You say bocce “BOH-chay.” “BOTT-chee” – “baci” in Italian – means kisses. ¶ So explained Monsignor Fred Voorhes of St. Anthony of Padua Church, Buffalo’s bastion of Italian culture. But here in Western New York, bocce is “BOTT-chee.” As in Bocce Club Pizza. Good luck changing it now. ¶ However you pronounce it, bocce is our birthright. ¶ The game came here thanks to Western New York’s many Italian immigrants. Almost all cultures, though, can lay claim to it. Ancient Egyptians played bocce. The game swept the Roman Empire in the reign of Caesar Augustus. Jesus could have played bocce, and he probably did. A big reason bocce rolls on is that it can be played by all – men and women, old and young, God and man. ¶ You can set up a bocce game anywhere – on sand, grass or gravel. Finding an actual court takes strategy. ¶ Bocce Club Pizza no longer boasts bocce courts, as it did in the 1940s. Delaware Park’s bocce courts are now lawn bowling. There is a hallowed bocce club in East Lovejoy, called the Big Timers’ Club. But it’s private. ¶ Clearly, a bocce renaissance is overdue. Luckily, we found several options.

Ilio diPaolo’s in Blasdell, has just opened its court for the summer. DiPaolo, the late wrestler, loved bocce so much he had his own court at home. The restaurant’s court, humorously sandwiched between parking lots, adjoins a charming patio with a painting of his hometown.

What fun, to relax with an antipasto and a glass of house wine, and acquaint yourself with the game. It was like a quieter version of a previous 100 Things stop, bowling at Voelker’s.

Bocce is beautifully simple.

Someone sends a small white ball – called a pallino, Italian for bullet – rolling into the middle of the court. Then you roll a larger ball toward it, trying to get as close as possible. If your opponent has a ball closer to the pallino than you do, you can try to knock the rival ball farther away. You can also bump the pallino itself, sending it rolling.

As you work to improve your technique, it helps to make a pilgrimage to Hyde Park in Niagara Falls.

The park, long an anchor of Niagara Falls’ Little Italy, is gorgeous. Drive in the stately Pine Avenue entrance and a bank of bocce courts appears on your left, by the lake. Leagues play there at 7 p.m. on Tuesdays, Wednesdays and Thursdays.

So legendary is the Hyde Park Bocce League that it is whispered that in order to join, you have to wait for someone to die. Whether or not that’s true, everyone playing on a recent Thursday – women’s league night – seemed to feel blessed.

Alicia Livesay, of Niagara Falls, has been playing bocce for only about 20 years, making her a relative newcomer.
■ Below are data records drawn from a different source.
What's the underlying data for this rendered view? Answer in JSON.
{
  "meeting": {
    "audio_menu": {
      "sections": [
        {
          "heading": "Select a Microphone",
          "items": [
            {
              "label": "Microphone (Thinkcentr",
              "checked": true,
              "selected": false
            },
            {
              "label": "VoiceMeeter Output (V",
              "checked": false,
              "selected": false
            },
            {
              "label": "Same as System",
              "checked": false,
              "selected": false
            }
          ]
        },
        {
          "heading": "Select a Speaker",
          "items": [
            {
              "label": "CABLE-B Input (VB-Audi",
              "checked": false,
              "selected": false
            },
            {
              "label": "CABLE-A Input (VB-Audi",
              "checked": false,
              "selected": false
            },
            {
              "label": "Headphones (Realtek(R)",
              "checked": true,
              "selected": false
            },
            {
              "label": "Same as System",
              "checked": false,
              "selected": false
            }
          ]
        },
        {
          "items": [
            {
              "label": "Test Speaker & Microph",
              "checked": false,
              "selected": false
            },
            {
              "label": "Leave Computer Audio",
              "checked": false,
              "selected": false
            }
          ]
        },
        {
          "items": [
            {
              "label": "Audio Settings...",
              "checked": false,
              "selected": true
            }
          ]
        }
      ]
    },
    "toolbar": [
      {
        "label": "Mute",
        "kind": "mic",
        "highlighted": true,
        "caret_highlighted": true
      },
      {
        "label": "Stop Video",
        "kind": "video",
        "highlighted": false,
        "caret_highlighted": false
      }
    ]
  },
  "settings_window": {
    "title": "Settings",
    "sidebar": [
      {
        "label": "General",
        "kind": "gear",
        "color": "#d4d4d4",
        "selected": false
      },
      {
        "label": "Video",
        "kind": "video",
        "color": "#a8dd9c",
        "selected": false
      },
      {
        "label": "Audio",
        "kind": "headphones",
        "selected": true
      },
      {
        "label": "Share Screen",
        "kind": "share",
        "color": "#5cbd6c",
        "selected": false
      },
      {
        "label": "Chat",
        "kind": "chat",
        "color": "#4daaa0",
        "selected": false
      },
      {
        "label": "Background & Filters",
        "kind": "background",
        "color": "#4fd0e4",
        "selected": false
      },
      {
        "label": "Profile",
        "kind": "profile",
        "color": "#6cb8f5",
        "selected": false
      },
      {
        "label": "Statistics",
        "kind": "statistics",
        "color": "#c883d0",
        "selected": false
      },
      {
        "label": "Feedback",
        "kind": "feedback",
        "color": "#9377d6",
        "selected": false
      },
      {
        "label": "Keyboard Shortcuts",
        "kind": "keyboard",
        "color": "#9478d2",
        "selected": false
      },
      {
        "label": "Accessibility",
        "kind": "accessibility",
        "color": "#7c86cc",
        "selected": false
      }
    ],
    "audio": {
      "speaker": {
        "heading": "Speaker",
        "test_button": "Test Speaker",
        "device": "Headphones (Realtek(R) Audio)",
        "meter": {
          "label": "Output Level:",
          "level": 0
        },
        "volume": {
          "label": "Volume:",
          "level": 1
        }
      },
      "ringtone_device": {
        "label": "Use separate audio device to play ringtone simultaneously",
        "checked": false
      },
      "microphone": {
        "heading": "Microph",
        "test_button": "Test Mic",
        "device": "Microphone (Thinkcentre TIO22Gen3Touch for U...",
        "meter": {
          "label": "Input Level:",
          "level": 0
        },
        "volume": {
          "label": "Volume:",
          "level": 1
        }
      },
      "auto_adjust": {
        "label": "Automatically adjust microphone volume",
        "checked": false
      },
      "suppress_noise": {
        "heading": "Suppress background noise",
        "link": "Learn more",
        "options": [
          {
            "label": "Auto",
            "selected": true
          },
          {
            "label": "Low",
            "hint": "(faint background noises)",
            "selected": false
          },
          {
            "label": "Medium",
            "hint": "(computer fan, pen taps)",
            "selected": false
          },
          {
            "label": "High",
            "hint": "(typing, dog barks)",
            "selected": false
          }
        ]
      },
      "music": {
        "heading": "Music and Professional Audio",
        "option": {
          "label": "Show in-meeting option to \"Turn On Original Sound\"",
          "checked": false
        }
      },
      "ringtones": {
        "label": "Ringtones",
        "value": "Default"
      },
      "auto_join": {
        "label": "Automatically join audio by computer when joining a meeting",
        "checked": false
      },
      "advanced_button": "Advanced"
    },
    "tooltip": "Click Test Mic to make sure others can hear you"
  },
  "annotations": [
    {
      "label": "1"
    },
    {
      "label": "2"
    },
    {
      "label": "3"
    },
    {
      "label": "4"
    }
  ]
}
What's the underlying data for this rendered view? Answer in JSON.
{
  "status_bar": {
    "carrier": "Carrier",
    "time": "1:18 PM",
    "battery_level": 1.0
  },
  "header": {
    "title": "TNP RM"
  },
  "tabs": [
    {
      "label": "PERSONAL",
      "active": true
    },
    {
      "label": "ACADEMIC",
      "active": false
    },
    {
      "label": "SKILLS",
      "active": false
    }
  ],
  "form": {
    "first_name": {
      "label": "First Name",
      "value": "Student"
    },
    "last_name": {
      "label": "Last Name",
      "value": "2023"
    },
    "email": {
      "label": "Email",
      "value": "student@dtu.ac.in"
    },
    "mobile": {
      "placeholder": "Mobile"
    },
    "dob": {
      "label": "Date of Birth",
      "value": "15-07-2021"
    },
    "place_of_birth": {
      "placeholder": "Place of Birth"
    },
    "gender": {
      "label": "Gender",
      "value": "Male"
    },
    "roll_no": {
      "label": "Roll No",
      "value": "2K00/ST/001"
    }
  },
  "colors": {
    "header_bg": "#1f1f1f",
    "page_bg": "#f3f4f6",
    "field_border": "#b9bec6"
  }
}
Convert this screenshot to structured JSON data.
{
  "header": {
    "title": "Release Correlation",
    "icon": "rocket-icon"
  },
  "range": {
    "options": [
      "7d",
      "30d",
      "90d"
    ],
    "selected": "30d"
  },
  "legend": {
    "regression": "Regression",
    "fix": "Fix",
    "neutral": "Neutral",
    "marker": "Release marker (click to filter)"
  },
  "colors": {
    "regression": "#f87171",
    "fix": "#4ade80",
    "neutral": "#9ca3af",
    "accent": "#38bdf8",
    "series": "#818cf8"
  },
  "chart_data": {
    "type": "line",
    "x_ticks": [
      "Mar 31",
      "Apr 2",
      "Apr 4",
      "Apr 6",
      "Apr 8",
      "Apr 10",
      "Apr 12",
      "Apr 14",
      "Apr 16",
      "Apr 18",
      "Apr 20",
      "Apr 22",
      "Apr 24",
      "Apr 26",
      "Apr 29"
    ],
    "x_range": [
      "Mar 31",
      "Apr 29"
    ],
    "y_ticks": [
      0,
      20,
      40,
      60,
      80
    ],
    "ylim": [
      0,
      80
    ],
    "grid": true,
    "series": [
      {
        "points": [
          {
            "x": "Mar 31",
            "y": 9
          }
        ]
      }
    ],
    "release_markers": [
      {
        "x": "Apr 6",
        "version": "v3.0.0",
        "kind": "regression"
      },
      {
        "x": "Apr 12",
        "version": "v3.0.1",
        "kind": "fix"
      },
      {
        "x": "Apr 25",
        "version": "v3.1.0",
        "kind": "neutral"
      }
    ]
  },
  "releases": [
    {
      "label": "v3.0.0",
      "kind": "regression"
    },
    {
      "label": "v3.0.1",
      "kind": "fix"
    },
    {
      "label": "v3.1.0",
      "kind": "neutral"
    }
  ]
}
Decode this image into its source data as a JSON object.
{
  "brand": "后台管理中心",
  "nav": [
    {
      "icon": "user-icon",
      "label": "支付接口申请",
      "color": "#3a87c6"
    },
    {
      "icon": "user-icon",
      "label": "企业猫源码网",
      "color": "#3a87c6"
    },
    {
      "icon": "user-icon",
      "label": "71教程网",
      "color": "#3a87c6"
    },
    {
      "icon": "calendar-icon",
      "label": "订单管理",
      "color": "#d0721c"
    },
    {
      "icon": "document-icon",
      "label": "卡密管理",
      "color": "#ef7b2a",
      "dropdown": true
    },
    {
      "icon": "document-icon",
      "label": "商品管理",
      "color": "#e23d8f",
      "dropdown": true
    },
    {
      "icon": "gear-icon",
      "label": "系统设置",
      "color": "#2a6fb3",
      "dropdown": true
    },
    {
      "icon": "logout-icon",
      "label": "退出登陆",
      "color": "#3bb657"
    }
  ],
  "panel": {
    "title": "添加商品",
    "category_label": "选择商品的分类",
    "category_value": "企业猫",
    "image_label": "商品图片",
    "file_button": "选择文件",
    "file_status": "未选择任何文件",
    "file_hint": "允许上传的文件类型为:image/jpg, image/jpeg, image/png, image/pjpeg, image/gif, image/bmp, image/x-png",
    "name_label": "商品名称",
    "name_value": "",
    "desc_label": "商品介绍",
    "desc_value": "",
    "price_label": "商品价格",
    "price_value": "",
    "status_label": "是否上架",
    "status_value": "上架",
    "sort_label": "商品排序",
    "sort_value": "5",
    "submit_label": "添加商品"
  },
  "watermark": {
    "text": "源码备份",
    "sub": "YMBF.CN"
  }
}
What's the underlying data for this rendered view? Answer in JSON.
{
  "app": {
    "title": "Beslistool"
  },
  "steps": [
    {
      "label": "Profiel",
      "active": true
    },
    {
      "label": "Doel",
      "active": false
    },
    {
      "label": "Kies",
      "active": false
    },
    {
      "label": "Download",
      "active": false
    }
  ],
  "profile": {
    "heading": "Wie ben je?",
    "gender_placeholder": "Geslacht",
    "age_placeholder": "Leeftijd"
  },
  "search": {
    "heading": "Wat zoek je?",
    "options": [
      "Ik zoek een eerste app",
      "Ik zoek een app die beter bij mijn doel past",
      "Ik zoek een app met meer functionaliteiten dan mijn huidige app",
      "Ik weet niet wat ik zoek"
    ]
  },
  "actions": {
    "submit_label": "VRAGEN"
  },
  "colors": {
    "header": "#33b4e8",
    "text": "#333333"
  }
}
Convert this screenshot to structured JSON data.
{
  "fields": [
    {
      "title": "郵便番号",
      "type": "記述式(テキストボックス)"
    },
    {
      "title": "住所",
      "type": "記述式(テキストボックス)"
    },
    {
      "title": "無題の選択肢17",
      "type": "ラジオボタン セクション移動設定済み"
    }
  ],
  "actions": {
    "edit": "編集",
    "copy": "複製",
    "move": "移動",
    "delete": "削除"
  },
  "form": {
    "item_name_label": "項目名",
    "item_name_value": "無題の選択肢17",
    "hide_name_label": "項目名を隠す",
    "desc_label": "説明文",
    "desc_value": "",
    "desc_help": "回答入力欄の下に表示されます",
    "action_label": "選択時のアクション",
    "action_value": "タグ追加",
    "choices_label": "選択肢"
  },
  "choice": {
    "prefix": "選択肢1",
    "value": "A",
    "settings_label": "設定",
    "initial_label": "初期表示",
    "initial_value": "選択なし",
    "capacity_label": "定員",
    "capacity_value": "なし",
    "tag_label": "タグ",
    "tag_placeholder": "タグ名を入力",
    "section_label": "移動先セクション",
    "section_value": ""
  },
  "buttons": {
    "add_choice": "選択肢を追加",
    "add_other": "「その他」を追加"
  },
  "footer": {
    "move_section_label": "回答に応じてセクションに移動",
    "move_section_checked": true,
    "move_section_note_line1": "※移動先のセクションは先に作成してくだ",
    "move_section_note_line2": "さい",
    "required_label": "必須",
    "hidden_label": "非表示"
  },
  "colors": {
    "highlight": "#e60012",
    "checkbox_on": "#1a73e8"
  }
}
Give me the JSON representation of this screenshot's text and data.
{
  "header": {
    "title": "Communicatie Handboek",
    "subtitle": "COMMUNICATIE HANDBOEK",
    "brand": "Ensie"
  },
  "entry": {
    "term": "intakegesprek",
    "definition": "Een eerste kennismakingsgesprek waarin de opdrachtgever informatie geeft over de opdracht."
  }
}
When she first tried to join, she confessed, the ladies told her that in her 40s, she was too young.

“They have stories to tell, and they’re beautiful,” she said. “These are the most intelligent women.”

They’re fit, too. Alberta Frey, 80, nimbly rolled the ball just so, scoring a point for her team, the Molson Canadiens.

“Put that on camera, sweetheart,” she told The News’ photographer.

When it’s not clear whose ball is closest to the pallino, measuring tapes settle the question. League president Marie Esposito, on the Guido’s Upholstery team, watched carefully over the action.

Mary Vitello said that as a girl growing up in Niagara Falls, she would look out her window and watch the Italian men, her uncle among them, playing bocce in the alley below.

“They would measure with their belts,” she recalled.

When the league was packing up and the sun had set over the lake, I got to pick up a Hyde Park bocce ball. It was weathered, cool and heavy as if made out of stone.

Gamely, I sent it rolling toward the pallino. It veered off. But that didn’t matter. The women joked that the men are more competitive. Here, it was all in fun.

As one player, Mary Paladino, laughed: “We hug and kiss each other when the game’s over.”

After bocce, baci. Now there’s a sweet tradition.

Have a ball.